In 2008, the University accepted 27.8 percent of its applicants.

Though the University may have seen an increase in applications following the switch to the common application, O’Neill suggests that the increase has been due to more than rankings. “We saw an increase in applications when we dropped in the rankings,” he said. “And we saw an increase in applicants when we rose in the rankings. Cause and effect is a little hard to determine.”

Student reactions have been mixed. Second-year Peter Lopresti said the U of C’s rank played a large role in his decision to attend the University. “The school’s rankings were a large factor in where I chose to apply. I wanted to be in a place that I knew could challenge me and aid in my development as an academic and as a person. To accomplish this I mostly considered schools that were ranked in the top 20 on the U.S. News and World Report,” he said.

But according to O’Neill, there is perhaps no scientific way to determine which college would make the best fit for individual students. “It has been very destructive,” O’Neill said of the focus on rankings in the college search process. “People are making bad decisions about important things…. It really takes a narrative and not a set of numbers.”

Alastair Cleve, a second-year in the College, dismissed the notion that college rankings should be students’ primary resource when determining where to attend school.

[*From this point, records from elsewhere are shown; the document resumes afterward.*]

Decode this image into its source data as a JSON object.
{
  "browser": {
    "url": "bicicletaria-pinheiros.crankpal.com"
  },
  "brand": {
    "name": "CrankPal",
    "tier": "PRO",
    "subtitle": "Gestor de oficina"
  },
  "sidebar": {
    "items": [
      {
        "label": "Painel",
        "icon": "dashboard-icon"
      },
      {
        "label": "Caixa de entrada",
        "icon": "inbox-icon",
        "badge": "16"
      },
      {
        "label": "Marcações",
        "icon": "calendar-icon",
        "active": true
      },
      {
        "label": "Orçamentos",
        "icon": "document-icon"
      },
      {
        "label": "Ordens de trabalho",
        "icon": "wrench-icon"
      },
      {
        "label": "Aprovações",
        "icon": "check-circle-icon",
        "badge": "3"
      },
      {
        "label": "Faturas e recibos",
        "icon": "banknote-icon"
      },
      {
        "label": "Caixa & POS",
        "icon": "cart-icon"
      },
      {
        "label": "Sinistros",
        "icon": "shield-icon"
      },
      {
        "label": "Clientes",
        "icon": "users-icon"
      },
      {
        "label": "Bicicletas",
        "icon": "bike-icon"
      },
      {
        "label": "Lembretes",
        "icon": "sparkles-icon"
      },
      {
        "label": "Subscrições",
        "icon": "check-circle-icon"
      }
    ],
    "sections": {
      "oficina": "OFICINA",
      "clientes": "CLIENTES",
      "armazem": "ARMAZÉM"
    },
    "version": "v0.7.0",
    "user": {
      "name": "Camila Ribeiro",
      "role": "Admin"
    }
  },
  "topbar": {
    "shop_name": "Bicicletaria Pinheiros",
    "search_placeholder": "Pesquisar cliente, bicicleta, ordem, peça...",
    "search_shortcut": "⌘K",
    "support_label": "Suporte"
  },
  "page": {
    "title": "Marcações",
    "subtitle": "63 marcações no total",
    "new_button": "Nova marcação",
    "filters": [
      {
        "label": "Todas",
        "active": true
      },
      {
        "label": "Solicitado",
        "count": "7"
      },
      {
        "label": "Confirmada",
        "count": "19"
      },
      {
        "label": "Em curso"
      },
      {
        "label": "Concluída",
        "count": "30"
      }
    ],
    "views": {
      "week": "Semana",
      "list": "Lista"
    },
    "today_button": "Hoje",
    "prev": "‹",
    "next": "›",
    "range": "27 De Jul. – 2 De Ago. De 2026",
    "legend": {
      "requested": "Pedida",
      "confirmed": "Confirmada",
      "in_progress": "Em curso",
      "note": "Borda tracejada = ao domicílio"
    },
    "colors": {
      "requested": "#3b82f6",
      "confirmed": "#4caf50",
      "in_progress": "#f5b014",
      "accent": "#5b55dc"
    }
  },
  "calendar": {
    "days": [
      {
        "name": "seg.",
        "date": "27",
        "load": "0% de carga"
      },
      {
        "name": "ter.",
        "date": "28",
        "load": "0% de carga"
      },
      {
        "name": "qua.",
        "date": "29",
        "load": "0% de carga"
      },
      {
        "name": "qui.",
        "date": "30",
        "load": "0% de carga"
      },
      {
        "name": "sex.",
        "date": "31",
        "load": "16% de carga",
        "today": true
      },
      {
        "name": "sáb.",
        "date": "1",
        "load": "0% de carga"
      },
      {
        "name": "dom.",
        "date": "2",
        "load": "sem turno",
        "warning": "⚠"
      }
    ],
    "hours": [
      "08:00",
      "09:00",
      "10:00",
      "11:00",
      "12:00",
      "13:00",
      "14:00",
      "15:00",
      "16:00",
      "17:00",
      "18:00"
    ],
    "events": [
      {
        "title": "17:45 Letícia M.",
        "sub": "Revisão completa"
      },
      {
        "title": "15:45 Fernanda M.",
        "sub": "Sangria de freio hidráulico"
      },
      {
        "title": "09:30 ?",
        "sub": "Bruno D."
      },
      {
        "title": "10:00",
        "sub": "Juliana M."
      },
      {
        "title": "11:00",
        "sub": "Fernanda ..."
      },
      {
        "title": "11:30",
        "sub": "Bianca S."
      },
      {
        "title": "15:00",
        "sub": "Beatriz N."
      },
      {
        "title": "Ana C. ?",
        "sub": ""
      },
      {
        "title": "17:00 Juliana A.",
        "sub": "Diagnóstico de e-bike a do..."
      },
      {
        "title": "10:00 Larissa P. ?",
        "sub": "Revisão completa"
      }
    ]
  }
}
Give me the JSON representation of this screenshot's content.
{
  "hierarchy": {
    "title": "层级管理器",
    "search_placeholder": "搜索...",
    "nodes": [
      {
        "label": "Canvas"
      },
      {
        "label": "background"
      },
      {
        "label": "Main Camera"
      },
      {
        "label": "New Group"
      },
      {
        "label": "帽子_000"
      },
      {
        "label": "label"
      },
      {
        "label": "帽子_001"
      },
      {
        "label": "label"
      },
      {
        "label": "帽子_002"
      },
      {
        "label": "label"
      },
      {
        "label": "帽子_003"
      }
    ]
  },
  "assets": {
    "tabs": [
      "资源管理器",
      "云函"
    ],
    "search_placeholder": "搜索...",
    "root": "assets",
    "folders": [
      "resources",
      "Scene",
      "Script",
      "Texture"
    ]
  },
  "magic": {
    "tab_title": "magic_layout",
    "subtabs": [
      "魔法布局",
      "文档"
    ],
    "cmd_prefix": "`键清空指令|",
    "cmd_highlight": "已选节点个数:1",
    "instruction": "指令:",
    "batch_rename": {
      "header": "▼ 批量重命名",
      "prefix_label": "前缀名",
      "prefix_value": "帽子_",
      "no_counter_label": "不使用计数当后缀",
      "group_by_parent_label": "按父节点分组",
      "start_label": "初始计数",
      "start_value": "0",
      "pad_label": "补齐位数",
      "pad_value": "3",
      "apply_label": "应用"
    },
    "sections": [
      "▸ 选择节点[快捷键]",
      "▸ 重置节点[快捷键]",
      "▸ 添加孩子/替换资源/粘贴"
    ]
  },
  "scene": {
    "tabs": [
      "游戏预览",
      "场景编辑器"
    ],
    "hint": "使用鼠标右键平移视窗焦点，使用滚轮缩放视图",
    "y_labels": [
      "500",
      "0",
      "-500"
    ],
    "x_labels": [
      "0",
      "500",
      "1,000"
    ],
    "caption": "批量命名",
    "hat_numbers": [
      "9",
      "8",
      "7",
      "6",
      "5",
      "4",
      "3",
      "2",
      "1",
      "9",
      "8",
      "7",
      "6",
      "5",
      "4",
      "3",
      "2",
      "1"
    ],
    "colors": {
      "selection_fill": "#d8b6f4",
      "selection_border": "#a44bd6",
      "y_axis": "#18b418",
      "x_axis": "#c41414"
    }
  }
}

“What is best, in my opinion, is a recognition that rankings are but a single manifestation of competition,” Cleve said in an e-mail interview. “There are other ways to gauge the quality of an institution, such as the number of academic and global movements that have been begun there or the number of students who report that they are receiving a meaningful education.”